# What to produce
What lines below include the string "this"? Pick them out and copy them.

# Extracted data entries
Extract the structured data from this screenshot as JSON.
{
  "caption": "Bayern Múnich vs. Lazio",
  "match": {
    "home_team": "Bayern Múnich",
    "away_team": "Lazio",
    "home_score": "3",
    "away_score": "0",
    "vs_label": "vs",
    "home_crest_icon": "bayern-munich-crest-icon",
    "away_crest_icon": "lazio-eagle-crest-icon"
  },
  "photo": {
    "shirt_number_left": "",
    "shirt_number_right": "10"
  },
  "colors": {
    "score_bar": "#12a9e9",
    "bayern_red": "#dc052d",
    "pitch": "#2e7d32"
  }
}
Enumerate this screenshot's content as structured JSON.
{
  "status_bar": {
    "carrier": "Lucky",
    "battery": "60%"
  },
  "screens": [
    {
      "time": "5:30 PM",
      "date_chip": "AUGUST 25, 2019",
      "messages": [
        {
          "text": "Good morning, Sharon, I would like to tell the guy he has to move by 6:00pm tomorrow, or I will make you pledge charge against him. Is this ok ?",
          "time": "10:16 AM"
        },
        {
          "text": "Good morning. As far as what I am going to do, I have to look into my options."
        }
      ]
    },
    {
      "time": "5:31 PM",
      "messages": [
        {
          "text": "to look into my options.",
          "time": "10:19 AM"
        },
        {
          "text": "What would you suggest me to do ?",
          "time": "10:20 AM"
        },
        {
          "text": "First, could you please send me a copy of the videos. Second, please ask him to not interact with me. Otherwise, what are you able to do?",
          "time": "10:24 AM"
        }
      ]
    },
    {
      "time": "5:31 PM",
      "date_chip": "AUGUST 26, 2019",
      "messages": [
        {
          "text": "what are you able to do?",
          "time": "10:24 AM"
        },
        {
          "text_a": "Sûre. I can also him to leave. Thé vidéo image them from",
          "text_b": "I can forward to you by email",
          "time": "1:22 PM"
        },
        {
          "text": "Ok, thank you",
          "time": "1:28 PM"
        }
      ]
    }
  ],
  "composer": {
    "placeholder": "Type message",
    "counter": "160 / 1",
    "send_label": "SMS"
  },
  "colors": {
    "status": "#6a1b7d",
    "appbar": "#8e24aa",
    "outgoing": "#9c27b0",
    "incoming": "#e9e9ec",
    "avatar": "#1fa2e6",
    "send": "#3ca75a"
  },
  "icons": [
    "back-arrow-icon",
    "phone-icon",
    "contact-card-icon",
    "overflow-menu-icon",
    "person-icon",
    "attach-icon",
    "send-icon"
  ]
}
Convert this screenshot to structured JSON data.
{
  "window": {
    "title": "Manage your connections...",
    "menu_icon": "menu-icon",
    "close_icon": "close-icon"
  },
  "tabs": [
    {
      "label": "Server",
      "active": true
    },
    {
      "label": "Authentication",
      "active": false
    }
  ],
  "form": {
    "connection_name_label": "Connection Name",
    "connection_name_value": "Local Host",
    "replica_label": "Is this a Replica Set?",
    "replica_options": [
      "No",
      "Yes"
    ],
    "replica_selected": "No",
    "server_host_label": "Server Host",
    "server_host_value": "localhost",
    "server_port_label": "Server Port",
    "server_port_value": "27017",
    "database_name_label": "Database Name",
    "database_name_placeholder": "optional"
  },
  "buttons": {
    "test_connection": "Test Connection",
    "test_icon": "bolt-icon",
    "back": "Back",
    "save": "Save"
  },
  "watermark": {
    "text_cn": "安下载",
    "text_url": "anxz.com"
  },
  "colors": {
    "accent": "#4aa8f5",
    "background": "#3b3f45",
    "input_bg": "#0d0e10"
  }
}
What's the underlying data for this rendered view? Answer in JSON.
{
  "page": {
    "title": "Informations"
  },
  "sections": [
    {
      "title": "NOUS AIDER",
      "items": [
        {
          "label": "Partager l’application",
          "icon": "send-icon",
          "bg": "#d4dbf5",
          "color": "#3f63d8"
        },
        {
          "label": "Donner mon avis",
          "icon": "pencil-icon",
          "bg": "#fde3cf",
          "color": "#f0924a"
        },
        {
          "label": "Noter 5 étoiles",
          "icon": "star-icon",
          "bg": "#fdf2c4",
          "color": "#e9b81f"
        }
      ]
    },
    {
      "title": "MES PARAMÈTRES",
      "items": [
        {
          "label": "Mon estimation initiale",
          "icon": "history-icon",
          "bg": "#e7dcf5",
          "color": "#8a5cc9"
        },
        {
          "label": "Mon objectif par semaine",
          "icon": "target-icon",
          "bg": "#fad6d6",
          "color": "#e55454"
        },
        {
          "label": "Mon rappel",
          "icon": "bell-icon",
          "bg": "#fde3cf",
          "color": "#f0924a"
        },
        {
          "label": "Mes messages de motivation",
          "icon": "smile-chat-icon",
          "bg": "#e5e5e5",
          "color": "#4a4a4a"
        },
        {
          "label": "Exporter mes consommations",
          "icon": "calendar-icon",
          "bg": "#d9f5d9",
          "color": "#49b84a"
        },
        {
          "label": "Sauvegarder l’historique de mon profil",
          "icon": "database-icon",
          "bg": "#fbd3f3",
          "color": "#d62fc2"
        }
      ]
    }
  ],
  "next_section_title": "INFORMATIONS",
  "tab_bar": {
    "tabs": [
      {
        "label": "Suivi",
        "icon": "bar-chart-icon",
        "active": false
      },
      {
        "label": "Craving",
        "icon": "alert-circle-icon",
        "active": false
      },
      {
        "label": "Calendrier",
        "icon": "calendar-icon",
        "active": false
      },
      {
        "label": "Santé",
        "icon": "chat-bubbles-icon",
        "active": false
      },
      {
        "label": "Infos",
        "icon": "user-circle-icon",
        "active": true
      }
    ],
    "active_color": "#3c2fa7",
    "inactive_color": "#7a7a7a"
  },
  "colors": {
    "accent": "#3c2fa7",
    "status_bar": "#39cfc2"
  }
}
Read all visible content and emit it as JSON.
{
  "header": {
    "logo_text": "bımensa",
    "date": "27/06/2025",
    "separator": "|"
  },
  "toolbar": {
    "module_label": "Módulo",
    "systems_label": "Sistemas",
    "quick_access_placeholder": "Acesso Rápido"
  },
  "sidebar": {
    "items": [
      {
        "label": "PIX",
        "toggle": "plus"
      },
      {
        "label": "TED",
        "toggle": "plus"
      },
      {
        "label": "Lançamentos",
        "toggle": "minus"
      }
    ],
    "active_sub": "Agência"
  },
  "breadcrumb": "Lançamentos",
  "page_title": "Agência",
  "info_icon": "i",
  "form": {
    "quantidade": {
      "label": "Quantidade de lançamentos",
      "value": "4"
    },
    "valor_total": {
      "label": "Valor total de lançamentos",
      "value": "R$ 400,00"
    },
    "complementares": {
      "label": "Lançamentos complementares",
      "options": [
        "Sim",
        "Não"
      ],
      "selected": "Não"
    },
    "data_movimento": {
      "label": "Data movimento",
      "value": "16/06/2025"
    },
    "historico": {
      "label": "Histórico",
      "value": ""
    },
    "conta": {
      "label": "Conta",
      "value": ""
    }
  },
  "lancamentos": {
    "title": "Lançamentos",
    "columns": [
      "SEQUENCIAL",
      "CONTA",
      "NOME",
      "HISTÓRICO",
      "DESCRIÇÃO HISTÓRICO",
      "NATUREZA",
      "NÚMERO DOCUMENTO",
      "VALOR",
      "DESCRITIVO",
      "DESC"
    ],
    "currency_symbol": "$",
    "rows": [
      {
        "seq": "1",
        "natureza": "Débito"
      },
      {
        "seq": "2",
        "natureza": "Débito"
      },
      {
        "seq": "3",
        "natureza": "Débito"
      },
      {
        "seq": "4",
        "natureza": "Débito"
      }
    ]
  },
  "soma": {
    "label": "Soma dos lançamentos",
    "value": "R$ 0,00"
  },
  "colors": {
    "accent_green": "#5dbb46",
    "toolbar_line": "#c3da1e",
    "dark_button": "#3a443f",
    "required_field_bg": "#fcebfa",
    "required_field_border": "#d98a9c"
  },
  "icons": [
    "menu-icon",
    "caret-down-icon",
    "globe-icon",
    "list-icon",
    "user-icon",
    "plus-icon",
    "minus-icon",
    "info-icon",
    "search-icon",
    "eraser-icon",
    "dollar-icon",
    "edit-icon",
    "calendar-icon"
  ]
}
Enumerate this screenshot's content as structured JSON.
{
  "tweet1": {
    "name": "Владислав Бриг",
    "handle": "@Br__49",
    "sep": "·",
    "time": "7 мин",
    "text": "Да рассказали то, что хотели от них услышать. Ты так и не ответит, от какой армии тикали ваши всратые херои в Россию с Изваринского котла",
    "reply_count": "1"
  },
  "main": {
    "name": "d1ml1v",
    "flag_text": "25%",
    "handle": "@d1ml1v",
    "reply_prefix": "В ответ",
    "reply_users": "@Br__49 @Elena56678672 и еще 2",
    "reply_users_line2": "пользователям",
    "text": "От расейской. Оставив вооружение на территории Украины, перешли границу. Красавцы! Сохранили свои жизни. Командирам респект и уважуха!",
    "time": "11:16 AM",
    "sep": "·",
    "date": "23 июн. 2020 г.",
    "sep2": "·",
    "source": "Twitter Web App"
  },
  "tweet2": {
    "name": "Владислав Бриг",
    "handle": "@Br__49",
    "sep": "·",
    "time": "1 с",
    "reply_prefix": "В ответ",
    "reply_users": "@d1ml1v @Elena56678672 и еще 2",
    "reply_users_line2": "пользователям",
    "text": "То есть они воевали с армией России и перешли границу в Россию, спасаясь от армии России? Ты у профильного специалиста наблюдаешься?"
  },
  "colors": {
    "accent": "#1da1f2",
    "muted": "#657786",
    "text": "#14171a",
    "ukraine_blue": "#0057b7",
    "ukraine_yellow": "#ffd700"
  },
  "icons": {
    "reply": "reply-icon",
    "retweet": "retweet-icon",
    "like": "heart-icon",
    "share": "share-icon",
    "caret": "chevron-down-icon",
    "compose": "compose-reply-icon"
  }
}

# Response to the exercise
Extract the structured data from this screenshot as JSON.
Enumerate this screenshot's content as structured JSON.
          "text": "Good morning, Sharon, I would like to tell the guy he has to move by 6:00pm tomorrow, or I will make you pledge charge against him. Is this ok ?",
Convert this screenshot to structured JSON data.
    "replica_label": "Is this a Replica Set?",
What's the underlying data for this rendered view? Answer in JSON.
Enumerate this screenshot's content as structured JSON.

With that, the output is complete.